The OPP is urging boaters to ensure Safety is their number one priority when out on the lake this boating season.
This warning comes following a successful rescue mission this past weekend by the Huron OPP Marine Unit & the Canadian Coast Guard.
Police say shortly after 11 a.m. on Sunday, (June 10) Huron OPP received a 9-1-1 call about a small sailboat that had capsized in Lake Huron north of Bayfield roughly 2 kilometres from shore.
Three London residents, all between the ages of 19 to 24 plunged into the frigid water when their sailboat capsized.
Police say the strong winds and heavy wave activity on Lake Huron simply overpowered the inexperienced and ill-prepared sail-boaters.
According to the OPP, there was no safety equipment on board the vessel nor were any of them wearing life jackets or personal floatation devices.
Fortunately, the OPP Marine Unit was in the area and was able to locate the small boat within 10 minutes.
Upon arriving, officers located the three men all submerged in the water attempting to hold onto the overturned hull of the sailboat.
Police were able to pull out the panicked and exhausted men from the water to safety.
The Canadian Coast Guard arrived on scene a few minutes later and were able to transport the men safely to shore where they were treated for hypothermia and exhaustion.
Huron County OPP Sergeant Andrew MacIsaac says "We are very fortunate these young males survived this life and death situation.

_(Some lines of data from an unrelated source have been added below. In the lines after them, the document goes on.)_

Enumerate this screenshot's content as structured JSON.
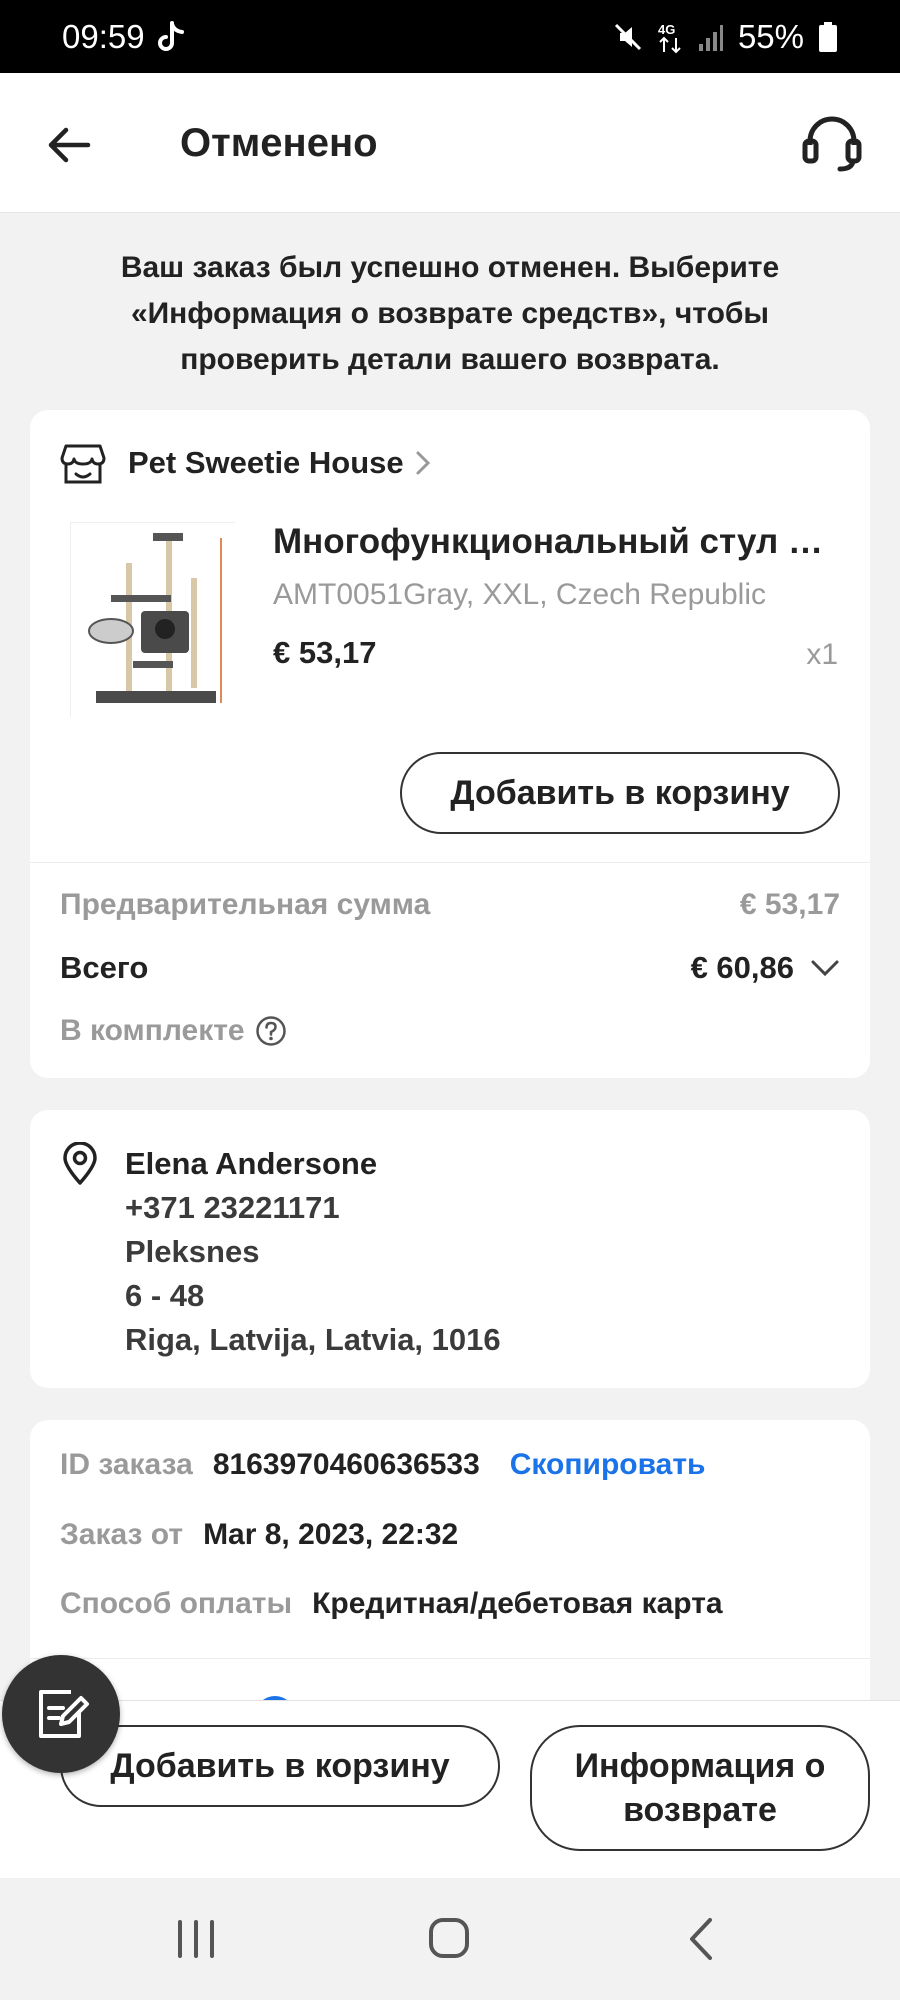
{
  "status_bar": {
    "time": "09:59",
    "battery": "55%",
    "network": "4G"
  },
  "header": {
    "title": "Отменено"
  },
  "notice": "Ваш заказ был успешно отменен. Выберите «Информация о возврате средств», чтобы проверить детали вашего возврата.",
  "order": {
    "store_name": "Pet Sweetie House",
    "product": {
      "title": "Многофункциональный стул для кошек",
      "variant": "AMT0051Gray, XXL, Czech Republic",
      "price": "€ 53,17",
      "quantity": "x1"
    },
    "add_to_cart_label": "Добавить в корзину",
    "subtotal_label": "Предварительная сумма",
    "subtotal_value": "€ 53,17",
    "total_label": "Всего",
    "total_value": "€ 60,86",
    "included_label": "В комплекте"
  },
  "address": {
    "name": "Elena Andersone",
    "phone": "+371 23221171",
    "street": "Pleksnes",
    "apartment": "6 - 48",
    "city": "Riga, Latvija, Latvia, 1016"
  },
  "details": {
    "order_id_label": "ID заказа",
    "order_id": "8163970460636533",
    "copy_label": "Скопировать",
    "date_label": "Заказ от",
    "date": "Mar 8, 2023, 22:32",
    "payment_label": "Способ оплаты",
    "payment": "Кредитная/дебетовая карта"
  },
  "actions": {
    "add_to_cart_label": "Добавить в корзину",
    "refund_info_label": "Информация о возврате"
  },
  "icons": {
    "back": "arrow-left-icon",
    "support": "headset-icon",
    "store": "store-icon",
    "location": "location-pin-icon",
    "help": "question-circle-icon",
    "feedback": "edit-note-icon"
  },
  "colors": {
    "link_blue": "#1a73e8",
    "muted_text": "#9a9a9a"
  }
}
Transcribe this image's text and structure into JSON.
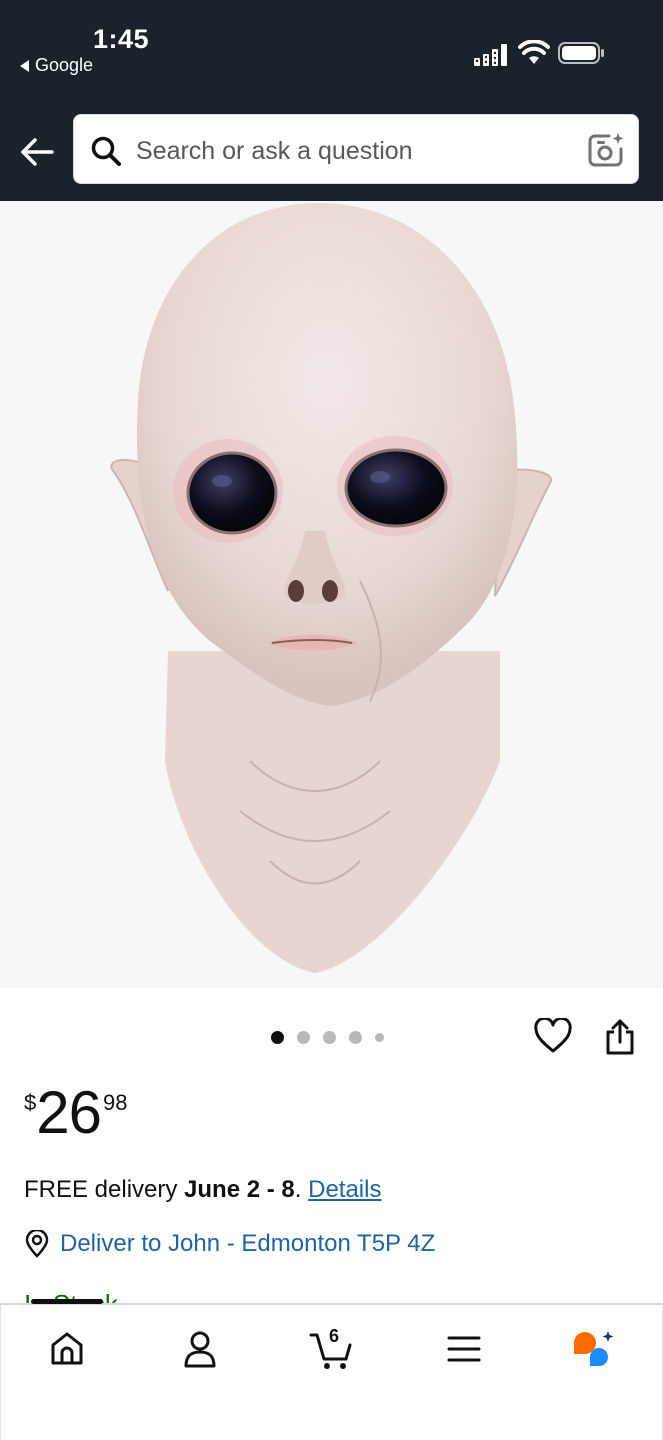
{
  "status_bar": {
    "time": "1:45",
    "back_app": "Google"
  },
  "header": {
    "search_placeholder": "Search or ask a question"
  },
  "product": {
    "image_icon": "alien-latex-mask-image",
    "carousel": {
      "count": 5,
      "active_index": 0
    },
    "price": {
      "currency": "$",
      "whole": "26",
      "fraction": "98"
    },
    "delivery": {
      "prefix": "FREE delivery ",
      "dates": "June 2 - 8",
      "suffix": ". ",
      "details_link": "Details"
    },
    "deliver_to": "Deliver to John - Edmonton T5P 4Z",
    "stock": "In Stock"
  },
  "bottom_nav": {
    "cart_count": "6",
    "items": [
      "home-icon",
      "account-icon",
      "cart-icon",
      "menu-icon",
      "rufus-icon"
    ]
  },
  "colors": {
    "header_bg": "#1a222c",
    "link": "#2162a1",
    "in_stock": "#007600",
    "rufus_orange": "#ff6a00",
    "rufus_blue": "#1a8cff"
  }
}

It very easily could have been a tragedy. I cannot stress enough the importance of being prepared before you set sail. The best protection you can give yourself on the water is to wear your life jacket."
Huron OPP offers the following additional marine safety tips:

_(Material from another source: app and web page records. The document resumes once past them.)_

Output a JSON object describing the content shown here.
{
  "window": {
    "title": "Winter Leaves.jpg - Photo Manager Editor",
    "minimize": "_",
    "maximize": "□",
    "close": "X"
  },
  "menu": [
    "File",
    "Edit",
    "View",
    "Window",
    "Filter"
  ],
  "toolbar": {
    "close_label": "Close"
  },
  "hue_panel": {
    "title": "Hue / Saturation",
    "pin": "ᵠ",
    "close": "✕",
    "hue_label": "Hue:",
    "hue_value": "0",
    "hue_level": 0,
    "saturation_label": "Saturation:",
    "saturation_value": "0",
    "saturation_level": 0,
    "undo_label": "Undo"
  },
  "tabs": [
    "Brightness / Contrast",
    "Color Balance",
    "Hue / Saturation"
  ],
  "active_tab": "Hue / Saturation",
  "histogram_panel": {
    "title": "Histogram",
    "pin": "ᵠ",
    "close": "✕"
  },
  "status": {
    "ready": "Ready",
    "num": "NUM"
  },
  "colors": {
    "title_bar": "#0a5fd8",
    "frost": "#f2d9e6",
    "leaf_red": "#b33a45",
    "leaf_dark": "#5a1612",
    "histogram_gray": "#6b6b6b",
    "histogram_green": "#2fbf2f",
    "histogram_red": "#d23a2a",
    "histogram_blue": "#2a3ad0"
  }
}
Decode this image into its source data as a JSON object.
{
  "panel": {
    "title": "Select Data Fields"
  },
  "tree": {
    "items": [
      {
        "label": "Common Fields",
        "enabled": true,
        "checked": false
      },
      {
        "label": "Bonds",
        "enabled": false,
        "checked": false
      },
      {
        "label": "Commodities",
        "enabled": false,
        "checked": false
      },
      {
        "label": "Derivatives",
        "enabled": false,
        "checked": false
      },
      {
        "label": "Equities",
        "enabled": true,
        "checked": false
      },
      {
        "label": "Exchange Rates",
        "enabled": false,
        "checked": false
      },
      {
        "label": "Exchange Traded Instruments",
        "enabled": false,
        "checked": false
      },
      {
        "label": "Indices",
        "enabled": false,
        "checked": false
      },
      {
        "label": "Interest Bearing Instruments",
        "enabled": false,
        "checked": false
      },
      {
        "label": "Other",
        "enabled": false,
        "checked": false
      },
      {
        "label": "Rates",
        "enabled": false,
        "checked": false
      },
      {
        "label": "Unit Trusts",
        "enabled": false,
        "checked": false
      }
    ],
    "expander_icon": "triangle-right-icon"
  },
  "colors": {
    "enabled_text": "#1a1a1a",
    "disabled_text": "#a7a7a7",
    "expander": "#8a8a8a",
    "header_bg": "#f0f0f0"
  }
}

Life Jackets/PFD - A proper sized life jacket or PFD is required for each person on board.
Competent Operator - Take a boating safety course and always carry your operator card with you.

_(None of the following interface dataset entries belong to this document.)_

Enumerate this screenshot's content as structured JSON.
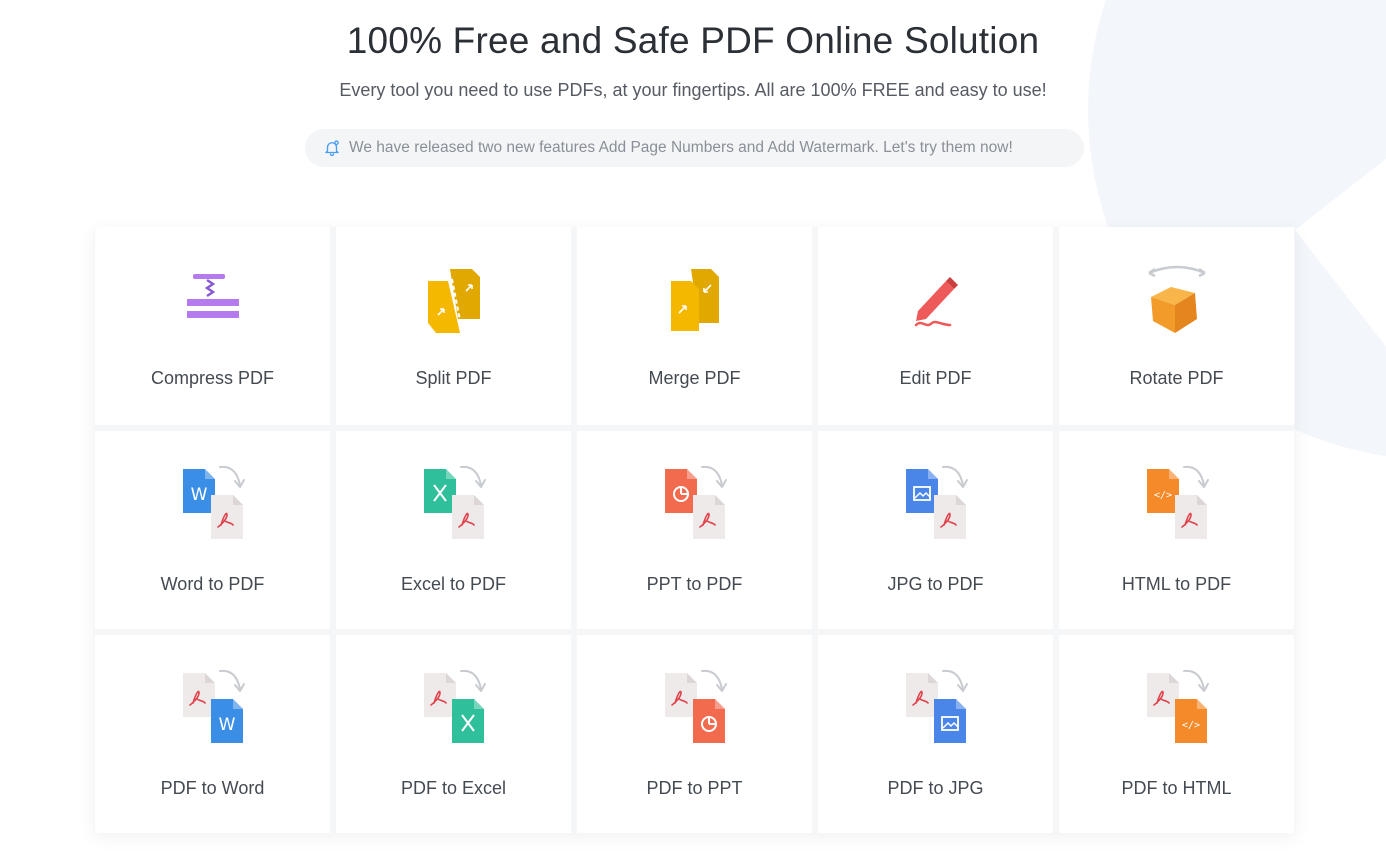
{
  "hero": {
    "title": "100% Free and Safe PDF Online Solution",
    "subtitle": "Every tool you need to use PDFs, at your fingertips. All are 100% FREE and easy to use!",
    "notice": "We have released two new features Add Page Numbers and Add Watermark. Let's try them now!"
  },
  "tools": [
    {
      "label": "Compress PDF",
      "icon": "compress-icon"
    },
    {
      "label": "Split PDF",
      "icon": "split-icon"
    },
    {
      "label": "Merge PDF",
      "icon": "merge-icon"
    },
    {
      "label": "Edit PDF",
      "icon": "edit-pencil-icon"
    },
    {
      "label": "Rotate PDF",
      "icon": "rotate-cube-icon"
    },
    {
      "label": "Word to PDF",
      "icon": "word-to-pdf-icon"
    },
    {
      "label": "Excel to PDF",
      "icon": "excel-to-pdf-icon"
    },
    {
      "label": "PPT to PDF",
      "icon": "ppt-to-pdf-icon"
    },
    {
      "label": "JPG to PDF",
      "icon": "jpg-to-pdf-icon"
    },
    {
      "label": "HTML to PDF",
      "icon": "html-to-pdf-icon"
    },
    {
      "label": "PDF to Word",
      "icon": "pdf-to-word-icon"
    },
    {
      "label": "PDF to Excel",
      "icon": "pdf-to-excel-icon"
    },
    {
      "label": "PDF to PPT",
      "icon": "pdf-to-ppt-icon"
    },
    {
      "label": "PDF to JPG",
      "icon": "pdf-to-jpg-icon"
    },
    {
      "label": "PDF to HTML",
      "icon": "pdf-to-html-icon"
    }
  ],
  "colors": {
    "compress": "#b57bee",
    "split_merge": "#f5b800",
    "edit": "#ee5a5a",
    "rotate": "#f29b2a",
    "word": "#3a8ee6",
    "excel": "#2fbf9b",
    "ppt": "#f26b4f",
    "jpg": "#4a86e8",
    "html": "#f48a2a",
    "pdf_doc": "#efeaea",
    "pdf_mark": "#e0424b",
    "arrow": "#c8cbd0",
    "bell": "#4a9cf0"
  }
}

Check and monitor the Marine Weather Forecast. Conditions can change quickly, particularly on larger bodies of water.
Sail Plan - Let someone know your planned route and estimated time of return. Time is of the essence in an emergency, it can make the difference between a rescue and a recovery.
Safety Equipment - Required by law, requirements vary by type of vessel and size. Ensure you have the proper equipment on board each time you sail; it won't help you if it's left on the dock.
Charts and Compass - Be aware of local hazards, water levels, tides and know where you are at all times.
Fuel - 1/3 to go, 1/3 to return, 1/3 in reserve.
Boat Condition - Check the hull, hoses, lines, clamps and the battery. Regular maintenance reduces the risk of a break down on the water.
Leave the Beer on the Pier - Boaters caught drinking and boating in Ontario face the same consequences as drinking & driving on land. This includes power boats, canoes, kayaks, sail boats and personal watercraft.